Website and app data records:
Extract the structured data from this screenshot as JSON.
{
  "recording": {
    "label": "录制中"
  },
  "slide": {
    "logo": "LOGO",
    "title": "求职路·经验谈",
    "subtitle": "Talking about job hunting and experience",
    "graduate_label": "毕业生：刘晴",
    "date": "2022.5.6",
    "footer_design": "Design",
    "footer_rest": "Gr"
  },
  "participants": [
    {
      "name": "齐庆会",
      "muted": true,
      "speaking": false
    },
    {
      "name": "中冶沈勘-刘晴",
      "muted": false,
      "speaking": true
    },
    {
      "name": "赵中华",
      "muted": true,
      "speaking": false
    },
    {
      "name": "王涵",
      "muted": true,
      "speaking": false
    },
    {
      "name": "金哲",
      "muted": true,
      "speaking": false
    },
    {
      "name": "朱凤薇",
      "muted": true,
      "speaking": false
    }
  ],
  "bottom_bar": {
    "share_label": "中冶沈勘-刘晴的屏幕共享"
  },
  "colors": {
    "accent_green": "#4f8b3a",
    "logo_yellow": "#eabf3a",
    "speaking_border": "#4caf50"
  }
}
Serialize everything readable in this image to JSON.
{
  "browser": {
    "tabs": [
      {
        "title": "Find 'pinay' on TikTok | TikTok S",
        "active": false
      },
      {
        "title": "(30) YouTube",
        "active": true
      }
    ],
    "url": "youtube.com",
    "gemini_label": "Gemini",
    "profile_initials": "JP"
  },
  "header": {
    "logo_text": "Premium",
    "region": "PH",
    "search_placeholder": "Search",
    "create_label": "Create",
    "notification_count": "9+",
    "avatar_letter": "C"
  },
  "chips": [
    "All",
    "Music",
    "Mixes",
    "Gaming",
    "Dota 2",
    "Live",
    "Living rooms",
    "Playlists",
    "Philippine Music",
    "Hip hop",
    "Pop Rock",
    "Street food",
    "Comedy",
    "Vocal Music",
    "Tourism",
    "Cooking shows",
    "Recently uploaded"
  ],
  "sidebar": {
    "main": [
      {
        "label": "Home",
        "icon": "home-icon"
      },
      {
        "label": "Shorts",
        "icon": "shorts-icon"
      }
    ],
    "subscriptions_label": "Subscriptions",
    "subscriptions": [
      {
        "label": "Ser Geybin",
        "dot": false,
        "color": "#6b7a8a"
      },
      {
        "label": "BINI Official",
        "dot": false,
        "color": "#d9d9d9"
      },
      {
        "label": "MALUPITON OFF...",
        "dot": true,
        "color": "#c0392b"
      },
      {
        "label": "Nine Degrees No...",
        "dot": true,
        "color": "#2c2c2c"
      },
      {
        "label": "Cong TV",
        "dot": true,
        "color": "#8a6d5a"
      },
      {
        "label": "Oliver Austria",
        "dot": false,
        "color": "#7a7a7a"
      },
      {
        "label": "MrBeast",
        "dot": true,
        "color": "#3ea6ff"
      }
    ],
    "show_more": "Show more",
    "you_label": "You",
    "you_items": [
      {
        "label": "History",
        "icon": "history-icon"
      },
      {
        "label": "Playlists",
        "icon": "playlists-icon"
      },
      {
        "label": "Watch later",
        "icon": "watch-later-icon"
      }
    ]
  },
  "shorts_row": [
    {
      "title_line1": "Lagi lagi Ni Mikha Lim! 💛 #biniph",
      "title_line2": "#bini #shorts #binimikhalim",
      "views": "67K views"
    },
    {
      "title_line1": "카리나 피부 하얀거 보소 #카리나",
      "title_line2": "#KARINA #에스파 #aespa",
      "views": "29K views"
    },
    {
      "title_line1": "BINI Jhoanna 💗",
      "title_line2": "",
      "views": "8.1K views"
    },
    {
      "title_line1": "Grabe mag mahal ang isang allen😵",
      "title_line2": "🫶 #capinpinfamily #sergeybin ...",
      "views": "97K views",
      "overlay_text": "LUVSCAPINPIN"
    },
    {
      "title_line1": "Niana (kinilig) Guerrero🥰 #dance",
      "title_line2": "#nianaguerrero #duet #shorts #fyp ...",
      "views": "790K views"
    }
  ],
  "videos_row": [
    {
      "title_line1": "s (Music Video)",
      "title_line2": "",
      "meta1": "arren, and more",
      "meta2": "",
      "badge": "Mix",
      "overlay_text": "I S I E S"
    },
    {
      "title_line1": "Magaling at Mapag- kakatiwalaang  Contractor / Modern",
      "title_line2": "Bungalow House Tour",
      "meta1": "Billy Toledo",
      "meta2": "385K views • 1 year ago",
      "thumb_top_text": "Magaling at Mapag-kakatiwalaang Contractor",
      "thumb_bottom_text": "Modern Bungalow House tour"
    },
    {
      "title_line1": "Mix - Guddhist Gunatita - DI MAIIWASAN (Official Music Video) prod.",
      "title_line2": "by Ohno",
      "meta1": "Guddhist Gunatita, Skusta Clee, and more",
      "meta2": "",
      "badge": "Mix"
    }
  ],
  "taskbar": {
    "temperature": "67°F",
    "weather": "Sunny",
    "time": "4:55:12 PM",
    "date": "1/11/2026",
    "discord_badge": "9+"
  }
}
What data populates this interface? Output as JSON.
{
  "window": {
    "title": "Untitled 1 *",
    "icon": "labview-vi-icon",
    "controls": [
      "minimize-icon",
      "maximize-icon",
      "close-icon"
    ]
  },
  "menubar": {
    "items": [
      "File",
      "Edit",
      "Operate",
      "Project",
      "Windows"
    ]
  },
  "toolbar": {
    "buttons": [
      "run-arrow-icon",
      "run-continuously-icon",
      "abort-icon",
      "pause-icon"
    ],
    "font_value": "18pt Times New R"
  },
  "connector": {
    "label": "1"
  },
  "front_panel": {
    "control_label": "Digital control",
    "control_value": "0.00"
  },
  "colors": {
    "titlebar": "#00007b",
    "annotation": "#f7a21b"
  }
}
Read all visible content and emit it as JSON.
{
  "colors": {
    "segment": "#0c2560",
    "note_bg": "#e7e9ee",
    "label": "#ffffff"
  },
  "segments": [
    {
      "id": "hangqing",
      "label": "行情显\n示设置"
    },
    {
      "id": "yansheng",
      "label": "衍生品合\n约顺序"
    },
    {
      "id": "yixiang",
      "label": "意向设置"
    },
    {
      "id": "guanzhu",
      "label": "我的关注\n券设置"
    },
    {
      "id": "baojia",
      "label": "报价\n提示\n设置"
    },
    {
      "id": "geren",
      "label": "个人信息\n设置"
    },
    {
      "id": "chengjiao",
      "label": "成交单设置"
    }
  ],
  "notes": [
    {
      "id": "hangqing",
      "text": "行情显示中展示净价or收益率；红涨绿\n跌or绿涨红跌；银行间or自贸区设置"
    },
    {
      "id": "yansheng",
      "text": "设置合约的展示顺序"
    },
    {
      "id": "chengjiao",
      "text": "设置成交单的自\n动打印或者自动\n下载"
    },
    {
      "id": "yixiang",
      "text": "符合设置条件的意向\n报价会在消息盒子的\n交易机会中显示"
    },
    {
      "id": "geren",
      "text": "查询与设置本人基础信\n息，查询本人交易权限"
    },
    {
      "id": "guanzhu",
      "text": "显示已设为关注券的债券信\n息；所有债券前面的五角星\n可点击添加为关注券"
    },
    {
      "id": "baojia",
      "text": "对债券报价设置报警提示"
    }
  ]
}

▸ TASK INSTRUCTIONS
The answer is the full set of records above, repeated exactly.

▸ RESULT FOR THIS EXERCISE
Extract the structured data from this screenshot as JSON.
{
  "recording": {
    "label": "录制中"
  },
  "slide": {
    "logo": "LOGO",
    "title": "求职路·经验谈",
    "subtitle": "Talking about job hunting and experience",
    "graduate_label": "毕业生：刘晴",
    "date": "2022.5.6",
    "footer_design": "Design",
    "footer_rest": "Gr"
  },
  "participants": [
    {
      "name": "齐庆会",
      "muted": true,
      "speaking": false
    },
    {
      "name": "中冶沈勘-刘晴",
      "muted": false,
      "speaking": true
    },
    {
      "name": "赵中华",
      "muted": true,
      "speaking": false
    },
    {
      "name": "王涵",
      "muted": true,
      "speaking": false
    },
    {
      "name": "金哲",
      "muted": true,
      "speaking": false
    },
    {
      "name": "朱凤薇",
      "muted": true,
      "speaking": false
    }
  ],
  "bottom_bar": {
    "share_label": "中冶沈勘-刘晴的屏幕共享"
  },
  "colors": {
    "accent_green": "#4f8b3a",
    "logo_yellow": "#eabf3a",
    "speaking_border": "#4caf50"
  }
}
Serialize everything readable in this image to JSON.
{
  "browser": {
    "tabs": [
      {
        "title": "Find 'pinay' on TikTok | TikTok S",
        "active": false
      },
      {
        "title": "(30) YouTube",
        "active": true
      }
    ],
    "url": "youtube.com",
    "gemini_label": "Gemini",
    "profile_initials": "JP"
  },
  "header": {
    "logo_text": "Premium",
    "region": "PH",
    "search_placeholder": "Search",
    "create_label": "Create",
    "notification_count": "9+",
    "avatar_letter": "C"
  },
  "chips": [
    "All",
    "Music",
    "Mixes",
    "Gaming",
    "Dota 2",
    "Live",
    "Living rooms",
    "Playlists",
    "Philippine Music",
    "Hip hop",
    "Pop Rock",
    "Street food",
    "Comedy",
    "Vocal Music",
    "Tourism",
    "Cooking shows",
    "Recently uploaded"
  ],
  "sidebar": {
    "main": [
      {
        "label": "Home",
        "icon": "home-icon"
      },
      {
        "label": "Shorts",
        "icon": "shorts-icon"
      }
    ],
    "subscriptions_label": "Subscriptions",
    "subscriptions": [
      {
        "label": "Ser Geybin",
        "dot": false,
        "color": "#6b7a8a"
      },
      {
        "label": "BINI Official",
        "dot": false,
        "color": "#d9d9d9"
      },
      {
        "label": "MALUPITON OFF...",
        "dot": true,
        "color": "#c0392b"
      },
      {
        "label": "Nine Degrees No...",
        "dot": true,
        "color": "#2c2c2c"
      },
      {
        "label": "Cong TV",
        "dot": true,
        "color": "#8a6d5a"
      },
      {
        "label": "Oliver Austria",
        "dot": false,
        "color": "#7a7a7a"
      },
      {
        "label": "MrBeast",
        "dot": true,
        "color": "#3ea6ff"
      }
    ],
    "show_more": "Show more",
    "you_label": "You",
    "you_items": [
      {
        "label": "History",
        "icon": "history-icon"
      },
      {
        "label": "Playlists",
        "icon": "playlists-icon"
      },
      {
        "label": "Watch later",
        "icon": "watch-later-icon"
      }
    ]
  },
  "shorts_row": [
    {
      "title_line1": "Lagi lagi Ni Mikha Lim! 💛 #biniph",
      "title_line2": "#bini #shorts #binimikhalim",
      "views": "67K views"
    },
    {
      "title_line1": "카리나 피부 하얀거 보소 #카리나",
      "title_line2": "#KARINA #에스파 #aespa",
      "views": "29K views"
    },
    {
      "title_line1": "BINI Jhoanna 💗",
      "title_line2": "",
      "views": "8.1K views"
    },
    {
      "title_line1": "Grabe mag mahal ang isang allen😵",
      "title_line2": "🫶 #capinpinfamily #sergeybin ...",
      "views": "97K views",
      "overlay_text": "LUVSCAPINPIN"
    },
    {
      "title_line1": "Niana (kinilig) Guerrero🥰 #dance",
      "title_line2": "#nianaguerrero #duet #shorts #fyp ...",
      "views": "790K views"
    }
  ],
  "videos_row": [
    {
      "title_line1": "s (Music Video)",
      "title_line2": "",
      "meta1": "arren, and more",
      "meta2": "",
      "badge": "Mix",
      "overlay_text": "I S I E S"
    },
    {
      "title_line1": "Magaling at Mapag- kakatiwalaang  Contractor / Modern",
      "title_line2": "Bungalow House Tour",
      "meta1": "Billy Toledo",
      "meta2": "385K views • 1 year ago",
      "thumb_top_text": "Magaling at Mapag-kakatiwalaang Contractor",
      "thumb_bottom_text": "Modern Bungalow House tour"
    },
    {
      "title_line1": "Mix - Guddhist Gunatita - DI MAIIWASAN (Official Music Video) prod.",
      "title_line2": "by Ohno",
      "meta1": "Guddhist Gunatita, Skusta Clee, and more",
      "meta2": "",
      "badge": "Mix"
    }
  ],
  "taskbar": {
    "temperature": "67°F",
    "weather": "Sunny",
    "time": "4:55:12 PM",
    "date": "1/11/2026",
    "discord_badge": "9+"
  }
}
What data populates this interface? Output as JSON.
{
  "window": {
    "title": "Untitled 1 *",
    "icon": "labview-vi-icon",
    "controls": [
      "minimize-icon",
      "maximize-icon",
      "close-icon"
    ]
  },
  "menubar": {
    "items": [
      "File",
      "Edit",
      "Operate",
      "Project",
      "Windows"
    ]
  },
  "toolbar": {
    "buttons": [
      "run-arrow-icon",
      "run-continuously-icon",
      "abort-icon",
      "pause-icon"
    ],
    "font_value": "18pt Times New R"
  },
  "connector": {
    "label": "1"
  },
  "front_panel": {
    "control_label": "Digital control",
    "control_value": "0.00"
  },
  "colors": {
    "titlebar": "#00007b",
    "annotation": "#f7a21b"
  }
}
Read all visible content and emit it as JSON.
{
  "colors": {
    "segment": "#0c2560",
    "note_bg": "#e7e9ee",
    "label": "#ffffff"
  },
  "segments": [
    {
      "id": "hangqing",
      "label": "行情显\n示设置"
    },
    {
      "id": "yansheng",
      "label": "衍生品合\n约顺序"
    },
    {
      "id": "yixiang",
      "label": "意向设置"
    },
    {
      "id": "guanzhu",
      "label": "我的关注\n券设置"
    },
    {
      "id": "baojia",
      "label": "报价\n提示\n设置"
    },
    {
      "id": "geren",
      "label": "个人信息\n设置"
    },
    {
      "id": "chengjiao",
      "label": "成交单设置"
    }
  ],
  "notes": [
    {
      "id": "hangqing",
      "text": "行情显示中展示净价or收益率；红涨绿\n跌or绿涨红跌；银行间or自贸区设置"
    },
    {
      "id": "yansheng",
      "text": "设置合约的展示顺序"
    },
    {
      "id": "chengjiao",
      "text": "设置成交单的自\n动打印或者自动\n下载"
    },
    {
      "id": "yixiang",
      "text": "符合设置条件的意向\n报价会在消息盒子的\n交易机会中显示"
    },
    {
      "id": "geren",
      "text": "查询与设置本人基础信\n息，查询本人交易权限"
    },
    {
      "id": "guanzhu",
      "text": "显示已设为关注券的债券信\n息；所有债券前面的五角星\n可点击添加为关注券"
    },
    {
      "id": "baojia",
      "text": "对债券报价设置报警提示"
    }
  ]
}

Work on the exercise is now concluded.